Jail Steroid Cheats, Says Gold Medal-Winning Olympian

Paula Radcliffe has some awful ideas for you to ignore

Getty Images
Apr 10, 2017 at 12:20 PM ET

A British gold medal-winning long distance runner, record-holder in the women’s marathon, and current vice-chairwoman of the IAAF athletes’ commission is calling for the cops to investigate and the courts to punish athletes who use performance-enhancing drugs. In an interview with BBC Radio on Sundaay, Paula Radcliffe, who’s spent years advocating for more stringent anti-doping measures, said that the only way to rid sports of doping is to dangle a legal sword of Damocles over every single athlete’s head.

Transcription via The42:

“The risks of cheating have to outweigh the benefits and the benefits are greater in road-running because there is more money available on the roads and people who choose to cheat can (in the) short-term, make those gains.”

If caught, said athlete should face financial harm greater than the fines, bans, and/or lost wages that are levied by the various leagues and/or organizing bodies, paying back not only organizers of the events but the other athletes as well:

“I think that’s why we have to move forward in terms of making the risks greater, so making sure that cheats have to pay back everything that they’ve won and that they would also be liable for the damages that they’ve taken from other athletes because let’s face it, they damage the sport.”

“They damage their fellow athletes in many ways by stealing moments from them, by also putting their own reputations in danger by choosing to cheat, and they damage the reputation of the race.”

Radcliffe clarified that she didn’t necessarily want those nabbed to serve jail time. Rather. she just wants both federal and local law enforcement officials to start busting down the occasional door:
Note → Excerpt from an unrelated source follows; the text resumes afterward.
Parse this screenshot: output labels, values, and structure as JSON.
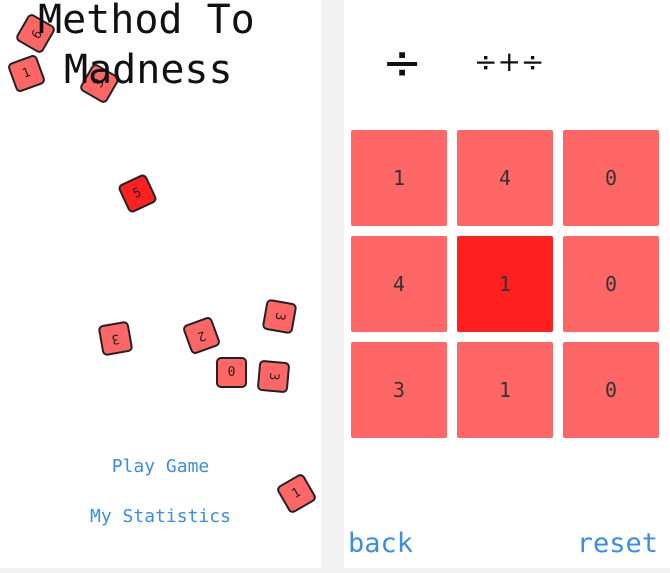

“If it becomes a criminal offence, it makes it much easier for them to track (doping offenders) by using agencies such as FBI, customs agencies and (it) makes it far easier to raid athlete’s houses and be able to search where you have strong suspicions,”

This, of course, is bullshit. For all the investigative and punitive powers doled out to the WADAs and the IOCs of the world, their greatest success has been the creation of a new class of highly motivated and well-compensated criminals, all while stripping both time and resources from law enforcement, and kneecapping legitimate scientific study. Stop me if you’ve heard this before, but the War on [insert drug] has failed whenever and wherever it’s been implemented, and there’s no evidence to suggest that bringing down the hammer on athletes will prove otherwise.

On Friday, Kenyan gold medal-winning Olympic marathon runner Jemima Sumgong was busted for using EPO. In addition to any suspensions she might face, a $500,000 prize from the World Marathon Majors has been withheld until all of her appeals have been exhausted. And yet, that threat wasn’t enough to deter Sumgong, who hails from a country where doping is a crime, punishable by up to three years in prison and a fine of $30,000. (The 2016 legislation was enacted to help convince WADA that Kenyan athletes shouldn’t be banned from the 2016 Rio Olympics. Kenya ultimately did participate. It didn’t go well.)

Multiple European countries have instituted legislation that punishes both PED users and distributors, but according to the BBC, the problem remains “widespread” and PEDs are “readily available.” When asked if they personally knew anyone who had used a banned substance, 35 percent of amateur English athletes said yes. For Radcliffe, the fact that prohibition isn’t stopping PED use somehow indicates that the system is working.

“Obviously it’s not great news for the sport, but I prefer to look on it as actually very good news in that cheats getting caught more now,” she said.